AWC: Isn’t that amazing? And why don’t we think of that? This idea we all have that there’s something natural about relationships, you’re supposed to do it “naturally”—well, there’s nothing natural about any of this stuff.
QAW: And then life throws so many unexpected things at you: promotions, moves, job losses, children, children’s special needs. So how much can you and your partner really plan in advance?
AWC: People always say, “Oh, you can’t plan.” But every company plans. They have an annual plan, a three-year plan, a long-term plan. Plans change. They get thrown up in the air. Then you plan again and you adjust.
The purpose of planning isn’t that you have something to rigidly adhere to. It’s to have a conversation about your values, mission, and general goals. Because that is where couples fall into trouble. They make assumptions about all of these things when what you need is courageous conversations every month, every year. And it has to be reviewed. I was just talking to a couple that takes off one day every six months to work on their relationship.
QAW: They do an off-site!
AWC: An away day! They have an intentional away day, as a couple. I’m a believer in monthly structured listening exercises: Each person has a time to talk, the other person has to repeat back what they heard and isn’t allowed to interrupt. Schedule a time every single month for short-term management of emotions, questions, and disagreements about the day-to-day stuff, and biannual deeper reviews.

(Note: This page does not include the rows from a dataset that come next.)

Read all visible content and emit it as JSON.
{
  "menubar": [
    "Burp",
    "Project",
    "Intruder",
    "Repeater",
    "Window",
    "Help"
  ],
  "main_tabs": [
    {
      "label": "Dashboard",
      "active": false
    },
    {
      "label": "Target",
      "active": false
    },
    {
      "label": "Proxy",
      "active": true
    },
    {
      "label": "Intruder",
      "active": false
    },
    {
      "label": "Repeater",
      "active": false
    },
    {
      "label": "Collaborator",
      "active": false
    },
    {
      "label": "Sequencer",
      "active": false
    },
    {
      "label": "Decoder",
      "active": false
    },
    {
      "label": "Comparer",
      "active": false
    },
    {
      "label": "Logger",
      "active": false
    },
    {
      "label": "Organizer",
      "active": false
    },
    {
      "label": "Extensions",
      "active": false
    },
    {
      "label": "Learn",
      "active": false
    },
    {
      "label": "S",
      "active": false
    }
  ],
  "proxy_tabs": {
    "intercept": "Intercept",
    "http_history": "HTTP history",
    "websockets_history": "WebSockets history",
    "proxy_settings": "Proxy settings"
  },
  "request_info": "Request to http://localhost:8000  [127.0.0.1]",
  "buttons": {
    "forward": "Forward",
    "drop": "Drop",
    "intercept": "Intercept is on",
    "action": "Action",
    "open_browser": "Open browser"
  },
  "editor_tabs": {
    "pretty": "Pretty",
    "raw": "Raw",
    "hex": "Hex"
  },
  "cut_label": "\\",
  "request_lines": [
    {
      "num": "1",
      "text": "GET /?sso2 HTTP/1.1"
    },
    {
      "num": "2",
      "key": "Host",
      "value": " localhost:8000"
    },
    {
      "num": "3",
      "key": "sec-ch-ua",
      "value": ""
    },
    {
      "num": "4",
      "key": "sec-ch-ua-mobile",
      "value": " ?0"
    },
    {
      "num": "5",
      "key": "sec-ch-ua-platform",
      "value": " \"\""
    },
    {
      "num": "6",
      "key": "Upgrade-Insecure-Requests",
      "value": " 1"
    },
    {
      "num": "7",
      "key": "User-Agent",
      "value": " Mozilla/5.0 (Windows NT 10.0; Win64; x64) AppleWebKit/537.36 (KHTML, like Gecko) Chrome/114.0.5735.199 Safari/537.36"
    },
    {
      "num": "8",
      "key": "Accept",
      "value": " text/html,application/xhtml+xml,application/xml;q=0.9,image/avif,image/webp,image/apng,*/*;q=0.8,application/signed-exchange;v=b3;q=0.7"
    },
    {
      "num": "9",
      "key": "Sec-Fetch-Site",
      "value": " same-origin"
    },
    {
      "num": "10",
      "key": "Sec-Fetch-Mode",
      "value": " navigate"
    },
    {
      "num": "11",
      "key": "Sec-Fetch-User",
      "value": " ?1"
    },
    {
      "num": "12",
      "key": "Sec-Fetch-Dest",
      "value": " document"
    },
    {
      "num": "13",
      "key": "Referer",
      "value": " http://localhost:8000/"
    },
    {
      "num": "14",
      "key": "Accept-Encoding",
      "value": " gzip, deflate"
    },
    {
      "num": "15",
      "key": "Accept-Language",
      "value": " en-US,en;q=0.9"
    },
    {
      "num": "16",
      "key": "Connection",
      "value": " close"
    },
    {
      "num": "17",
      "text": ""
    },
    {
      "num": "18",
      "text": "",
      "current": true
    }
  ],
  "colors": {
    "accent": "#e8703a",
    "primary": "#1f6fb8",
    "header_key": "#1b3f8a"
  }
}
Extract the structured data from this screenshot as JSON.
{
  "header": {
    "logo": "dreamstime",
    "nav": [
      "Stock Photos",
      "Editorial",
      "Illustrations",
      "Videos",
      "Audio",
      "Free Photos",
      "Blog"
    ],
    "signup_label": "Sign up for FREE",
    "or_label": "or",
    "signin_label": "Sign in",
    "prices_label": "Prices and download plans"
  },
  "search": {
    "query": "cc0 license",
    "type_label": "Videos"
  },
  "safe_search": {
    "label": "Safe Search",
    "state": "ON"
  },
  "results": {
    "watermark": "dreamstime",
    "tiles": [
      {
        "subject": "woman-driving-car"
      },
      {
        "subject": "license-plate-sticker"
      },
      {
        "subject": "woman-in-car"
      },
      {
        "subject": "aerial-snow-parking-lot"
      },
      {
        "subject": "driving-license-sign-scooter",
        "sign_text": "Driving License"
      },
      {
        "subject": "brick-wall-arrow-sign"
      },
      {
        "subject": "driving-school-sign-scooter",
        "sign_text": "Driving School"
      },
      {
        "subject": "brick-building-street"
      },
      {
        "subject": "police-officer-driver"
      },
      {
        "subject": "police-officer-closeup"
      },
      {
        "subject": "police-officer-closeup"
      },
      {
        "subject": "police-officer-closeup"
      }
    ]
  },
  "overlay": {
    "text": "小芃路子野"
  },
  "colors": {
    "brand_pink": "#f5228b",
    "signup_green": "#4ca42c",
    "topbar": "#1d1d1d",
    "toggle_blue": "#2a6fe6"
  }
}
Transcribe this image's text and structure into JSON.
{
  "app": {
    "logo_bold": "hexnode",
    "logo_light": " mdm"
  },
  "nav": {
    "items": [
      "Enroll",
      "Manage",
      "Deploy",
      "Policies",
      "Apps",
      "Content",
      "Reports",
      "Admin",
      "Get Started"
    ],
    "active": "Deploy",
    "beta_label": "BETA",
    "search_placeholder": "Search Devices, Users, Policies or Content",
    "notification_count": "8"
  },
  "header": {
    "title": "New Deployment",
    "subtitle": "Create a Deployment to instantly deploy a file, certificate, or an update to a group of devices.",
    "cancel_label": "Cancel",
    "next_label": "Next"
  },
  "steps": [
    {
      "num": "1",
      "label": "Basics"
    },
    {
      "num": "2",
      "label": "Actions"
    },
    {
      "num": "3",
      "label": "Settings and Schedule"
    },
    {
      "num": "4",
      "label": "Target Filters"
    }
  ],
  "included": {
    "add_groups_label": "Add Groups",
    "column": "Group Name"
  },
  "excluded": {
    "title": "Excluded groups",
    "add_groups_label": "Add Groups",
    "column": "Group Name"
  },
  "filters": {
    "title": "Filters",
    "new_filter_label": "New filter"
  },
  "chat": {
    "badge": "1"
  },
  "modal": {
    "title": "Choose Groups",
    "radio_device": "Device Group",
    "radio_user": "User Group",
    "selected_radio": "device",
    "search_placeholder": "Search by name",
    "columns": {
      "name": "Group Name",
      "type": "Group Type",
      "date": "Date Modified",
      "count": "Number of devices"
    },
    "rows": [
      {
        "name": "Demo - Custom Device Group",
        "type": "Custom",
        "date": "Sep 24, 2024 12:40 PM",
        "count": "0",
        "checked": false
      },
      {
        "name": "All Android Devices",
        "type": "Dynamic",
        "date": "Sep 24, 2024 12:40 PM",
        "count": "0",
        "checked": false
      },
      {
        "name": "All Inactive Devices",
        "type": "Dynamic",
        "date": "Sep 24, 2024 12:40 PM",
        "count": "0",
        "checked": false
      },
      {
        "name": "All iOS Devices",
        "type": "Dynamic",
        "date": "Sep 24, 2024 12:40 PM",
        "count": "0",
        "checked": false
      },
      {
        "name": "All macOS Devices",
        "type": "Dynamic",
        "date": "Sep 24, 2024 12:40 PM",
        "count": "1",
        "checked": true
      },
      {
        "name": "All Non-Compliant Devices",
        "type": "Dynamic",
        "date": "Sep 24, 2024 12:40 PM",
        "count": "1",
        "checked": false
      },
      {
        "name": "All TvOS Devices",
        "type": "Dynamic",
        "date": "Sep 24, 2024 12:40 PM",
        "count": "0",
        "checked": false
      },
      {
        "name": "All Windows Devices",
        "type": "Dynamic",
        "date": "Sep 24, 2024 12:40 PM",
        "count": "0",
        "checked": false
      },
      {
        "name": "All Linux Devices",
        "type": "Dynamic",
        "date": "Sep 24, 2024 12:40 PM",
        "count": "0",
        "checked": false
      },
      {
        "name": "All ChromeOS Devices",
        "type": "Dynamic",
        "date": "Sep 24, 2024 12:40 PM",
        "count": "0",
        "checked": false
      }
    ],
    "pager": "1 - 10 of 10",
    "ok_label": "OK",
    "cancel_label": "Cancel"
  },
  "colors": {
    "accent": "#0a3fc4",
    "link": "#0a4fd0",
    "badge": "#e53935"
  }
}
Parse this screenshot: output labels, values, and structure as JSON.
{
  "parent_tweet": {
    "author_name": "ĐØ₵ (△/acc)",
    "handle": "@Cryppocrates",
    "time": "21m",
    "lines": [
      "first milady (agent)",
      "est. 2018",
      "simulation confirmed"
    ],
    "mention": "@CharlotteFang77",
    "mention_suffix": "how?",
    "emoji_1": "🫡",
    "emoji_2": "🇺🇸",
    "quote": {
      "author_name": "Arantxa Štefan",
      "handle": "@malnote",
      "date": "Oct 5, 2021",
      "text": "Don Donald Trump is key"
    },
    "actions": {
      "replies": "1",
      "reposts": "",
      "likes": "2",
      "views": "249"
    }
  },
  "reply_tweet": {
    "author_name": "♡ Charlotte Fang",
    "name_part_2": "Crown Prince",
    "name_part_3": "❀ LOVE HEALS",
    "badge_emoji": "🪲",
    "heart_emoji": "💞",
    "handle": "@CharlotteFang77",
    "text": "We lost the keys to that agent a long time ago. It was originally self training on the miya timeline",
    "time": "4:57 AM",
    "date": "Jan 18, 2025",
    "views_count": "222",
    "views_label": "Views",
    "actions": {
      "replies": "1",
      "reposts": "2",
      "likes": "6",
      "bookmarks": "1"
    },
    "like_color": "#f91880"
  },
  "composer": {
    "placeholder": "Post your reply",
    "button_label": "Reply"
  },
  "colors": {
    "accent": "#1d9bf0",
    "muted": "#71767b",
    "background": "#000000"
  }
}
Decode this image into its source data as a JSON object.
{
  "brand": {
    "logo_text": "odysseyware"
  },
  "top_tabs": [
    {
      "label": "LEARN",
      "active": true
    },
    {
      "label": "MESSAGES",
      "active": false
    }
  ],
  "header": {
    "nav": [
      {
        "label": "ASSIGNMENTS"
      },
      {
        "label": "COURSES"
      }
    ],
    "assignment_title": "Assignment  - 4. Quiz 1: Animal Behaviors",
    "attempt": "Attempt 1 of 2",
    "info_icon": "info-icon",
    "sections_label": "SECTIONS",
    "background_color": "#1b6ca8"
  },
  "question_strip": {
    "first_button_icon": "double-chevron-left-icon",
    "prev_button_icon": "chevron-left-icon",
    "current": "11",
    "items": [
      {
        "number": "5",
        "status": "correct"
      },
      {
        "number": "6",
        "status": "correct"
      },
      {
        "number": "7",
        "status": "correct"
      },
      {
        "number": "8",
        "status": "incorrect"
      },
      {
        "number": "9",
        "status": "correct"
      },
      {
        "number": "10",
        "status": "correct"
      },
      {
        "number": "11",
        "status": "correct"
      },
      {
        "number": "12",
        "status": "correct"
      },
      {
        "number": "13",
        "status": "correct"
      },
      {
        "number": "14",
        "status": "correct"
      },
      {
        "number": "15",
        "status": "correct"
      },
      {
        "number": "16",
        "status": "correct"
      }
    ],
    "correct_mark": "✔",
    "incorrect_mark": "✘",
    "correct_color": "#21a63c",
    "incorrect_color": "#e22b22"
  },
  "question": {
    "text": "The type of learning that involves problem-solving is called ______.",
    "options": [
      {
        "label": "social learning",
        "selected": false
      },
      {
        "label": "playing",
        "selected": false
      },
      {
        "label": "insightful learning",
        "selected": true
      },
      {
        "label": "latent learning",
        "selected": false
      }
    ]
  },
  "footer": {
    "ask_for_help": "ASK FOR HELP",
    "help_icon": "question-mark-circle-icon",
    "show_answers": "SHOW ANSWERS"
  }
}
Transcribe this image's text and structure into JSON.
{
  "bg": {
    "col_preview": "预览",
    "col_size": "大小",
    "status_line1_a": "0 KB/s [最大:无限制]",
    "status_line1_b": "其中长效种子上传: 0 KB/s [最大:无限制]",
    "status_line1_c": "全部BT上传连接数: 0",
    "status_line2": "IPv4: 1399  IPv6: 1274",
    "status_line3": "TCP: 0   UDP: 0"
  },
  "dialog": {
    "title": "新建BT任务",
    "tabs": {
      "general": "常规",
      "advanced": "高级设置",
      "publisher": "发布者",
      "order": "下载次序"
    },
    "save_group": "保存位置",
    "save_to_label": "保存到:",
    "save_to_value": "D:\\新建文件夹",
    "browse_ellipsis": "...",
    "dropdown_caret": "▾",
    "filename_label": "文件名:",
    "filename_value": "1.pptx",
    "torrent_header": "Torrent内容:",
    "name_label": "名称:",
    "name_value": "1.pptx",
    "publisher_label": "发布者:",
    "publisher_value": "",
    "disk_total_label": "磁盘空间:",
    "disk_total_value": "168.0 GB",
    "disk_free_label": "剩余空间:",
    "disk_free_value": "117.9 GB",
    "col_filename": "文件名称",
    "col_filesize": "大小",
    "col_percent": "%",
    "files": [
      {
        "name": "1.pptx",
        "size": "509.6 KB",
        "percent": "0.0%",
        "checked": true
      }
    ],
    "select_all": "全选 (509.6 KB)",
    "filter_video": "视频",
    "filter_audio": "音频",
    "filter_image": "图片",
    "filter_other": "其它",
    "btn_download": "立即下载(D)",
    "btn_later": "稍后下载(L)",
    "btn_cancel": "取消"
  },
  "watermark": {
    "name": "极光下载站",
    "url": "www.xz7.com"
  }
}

You’re trying to run a pretty complex system with lots of changes and unpredictability, and you think you’re going to just figure it out as you go along? Its naïve to think we can survive that. It’s pretty surprising that we do as well as we do.